EXERCISE INSTRUCTIONS:
Nothing in the data may change. Copy all of it exactly.

DATA SECTION:
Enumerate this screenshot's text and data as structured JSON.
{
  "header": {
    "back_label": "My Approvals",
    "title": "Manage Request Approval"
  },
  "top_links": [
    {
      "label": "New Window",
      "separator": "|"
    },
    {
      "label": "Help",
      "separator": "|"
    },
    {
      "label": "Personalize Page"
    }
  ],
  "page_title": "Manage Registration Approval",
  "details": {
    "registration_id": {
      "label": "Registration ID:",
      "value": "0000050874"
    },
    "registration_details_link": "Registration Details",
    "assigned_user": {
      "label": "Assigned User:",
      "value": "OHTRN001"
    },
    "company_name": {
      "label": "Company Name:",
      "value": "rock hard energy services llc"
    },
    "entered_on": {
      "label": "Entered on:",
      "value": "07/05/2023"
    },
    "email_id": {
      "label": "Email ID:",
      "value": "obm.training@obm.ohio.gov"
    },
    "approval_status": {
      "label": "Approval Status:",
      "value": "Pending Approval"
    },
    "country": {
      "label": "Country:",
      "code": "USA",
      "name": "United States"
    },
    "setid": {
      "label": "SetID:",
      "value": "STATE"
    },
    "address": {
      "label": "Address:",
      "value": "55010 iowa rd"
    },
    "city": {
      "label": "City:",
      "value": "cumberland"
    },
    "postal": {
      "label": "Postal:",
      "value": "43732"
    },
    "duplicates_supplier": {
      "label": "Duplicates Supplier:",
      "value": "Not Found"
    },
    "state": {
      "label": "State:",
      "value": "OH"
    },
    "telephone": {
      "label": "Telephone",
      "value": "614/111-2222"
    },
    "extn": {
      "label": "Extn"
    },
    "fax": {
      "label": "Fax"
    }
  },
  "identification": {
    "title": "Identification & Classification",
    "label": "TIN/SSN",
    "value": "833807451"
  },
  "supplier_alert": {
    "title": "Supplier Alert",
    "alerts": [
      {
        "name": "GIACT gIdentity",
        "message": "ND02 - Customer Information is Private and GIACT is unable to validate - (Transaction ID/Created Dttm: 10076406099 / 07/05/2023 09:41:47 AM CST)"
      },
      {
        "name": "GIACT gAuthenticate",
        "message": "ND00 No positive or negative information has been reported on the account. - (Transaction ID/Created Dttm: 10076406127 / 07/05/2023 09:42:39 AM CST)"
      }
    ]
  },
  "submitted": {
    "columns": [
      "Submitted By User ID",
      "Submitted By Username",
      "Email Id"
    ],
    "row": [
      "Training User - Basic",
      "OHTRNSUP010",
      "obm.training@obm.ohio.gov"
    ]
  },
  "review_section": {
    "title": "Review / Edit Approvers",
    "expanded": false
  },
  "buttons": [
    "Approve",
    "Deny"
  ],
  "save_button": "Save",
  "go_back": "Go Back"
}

EXERCISE RESULT:
Enumerate this screenshot's text and data as structured JSON.
{
  "header": {
    "back_label": "My Approvals",
    "title": "Manage Request Approval"
  },
  "top_links": [
    {
      "label": "New Window",
      "separator": "|"
    },
    {
      "label": "Help",
      "separator": "|"
    },
    {
      "label": "Personalize Page"
    }
  ],
  "page_title": "Manage Registration Approval",
  "details": {
    "registration_id": {
      "label": "Registration ID:",
      "value": "0000050874"
    },
    "registration_details_link": "Registration Details",
    "assigned_user": {
      "label": "Assigned User:",
      "value": "OHTRN001"
    },
    "company_name": {
      "label": "Company Name:",
      "value": "rock hard energy services llc"
    },
    "entered_on": {
      "label": "Entered on:",
      "value": "07/05/2023"
    },
    "email_id": {
      "label": "Email ID:",
      "value": "obm.training@obm.ohio.gov"
    },
    "approval_status": {
      "label": "Approval Status:",
      "value": "Pending Approval"
    },
    "country": {
      "label": "Country:",
      "code": "USA",
      "name": "United States"
    },
    "setid": {
      "label": "SetID:",
      "value": "STATE"
    },
    "address": {
      "label": "Address:",
      "value": "55010 iowa rd"
    },
    "city": {
      "label": "City:",
      "value": "cumberland"
    },
    "postal": {
      "label": "Postal:",
      "value": "43732"
    },
    "duplicates_supplier": {
      "label": "Duplicates Supplier:",
      "value": "Not Found"
    },
    "state": {
      "label": "State:",
      "value": "OH"
    },
    "telephone": {
      "label": "Telephone",
      "value": "614/111-2222"
    },
    "extn": {
      "label": "Extn"
    },
    "fax": {
      "label": "Fax"
    }
  },
  "identification": {
    "title": "Identification & Classification",
    "label": "TIN/SSN",
    "value": "833807451"
  },
  "supplier_alert": {
    "title": "Supplier Alert",
    "alerts": [
      {
        "name": "GIACT gIdentity",
        "message": "ND02 - Customer Information is Private and GIACT is unable to validate - (Transaction ID/Created Dttm: 10076406099 / 07/05/2023 09:41:47 AM CST)"
      },
      {
        "name": "GIACT gAuthenticate",
        "message": "ND00 No positive or negative information has been reported on the account. - (Transaction ID/Created Dttm: 10076406127 / 07/05/2023 09:42:39 AM CST)"
      }
    ]
  },
  "submitted": {
    "columns": [
      "Submitted By User ID",
      "Submitted By Username",
      "Email Id"
    ],
    "row": [
      "Training User - Basic",
      "OHTRNSUP010",
      "obm.training@obm.ohio.gov"
    ]
  },
  "review_section": {
    "title": "Review / Edit Approvers",
    "expanded": false
  },
  "buttons": [
    "Approve",
    "Deny"
  ],
  "save_button": "Save",
  "go_back": "Go Back"
}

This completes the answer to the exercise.